The number of eligible parents taking Shared Parental Leave is just 7%, but a new report shows that up to 38% are planning to do so for future children, according to a new survey.
The report, Shifting attitudes to flexible working and childcare for working parents, by law firm Winckworth Sherwood is based on a survey of 1,000 employees and 500 HR leaders.
It found that 17% of employees said that they planned to take shared parental leave for future children. However, since 55% of those surveyed said that they did not plan to have any children in the future, the report says the real figure is actually 38%.
The report focuses heavily on flexible working. It found almost 60% of HR decision makers said that flexible working arrangements had been highly successful within their business and nearly three quarters of employees and employers polled said it was important to attract and retain the best talent.
The majority of employees regardless of age said that flexible working was important to them for remaining in their role or choosing a new role, with the statistics being higher amongst the younger generations with 74% of under 35s and 77% of employees aged 35-44 saying it was important. However, flexible working was also an important consideration for employees aged 45-54 and over 55 [67% said so].
The majority of men said that flexible working was important to them remaining in their role (66%) or choosing a new role (64%). This compares to 77% of women.
Employers were taking a lot of different approaches to flexible working, with some implementing formal changes across the organisation, for example, offering flexitime to all employees where they can choose the
hours they work around set core hours. Others had a more informal flexible working approach, for example, encouraging working from home, but leaving arrangements to be agreed between employees and their managers. It was clear that employers are becoming more open to allowing people to fit their work round

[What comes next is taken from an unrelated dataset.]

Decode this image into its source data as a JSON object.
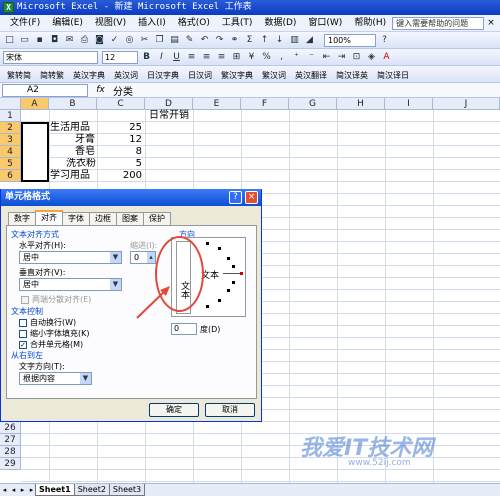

their life (and childcare responsibilities), rather than life fitting around work.
A lack of trust was one of the main concerns which employers cited about offering flexible working to all – 23% cited this. The report says the key to overcoming this is good communication between employers
and managers and measuring performance based on output, rather than hours spent at a desk.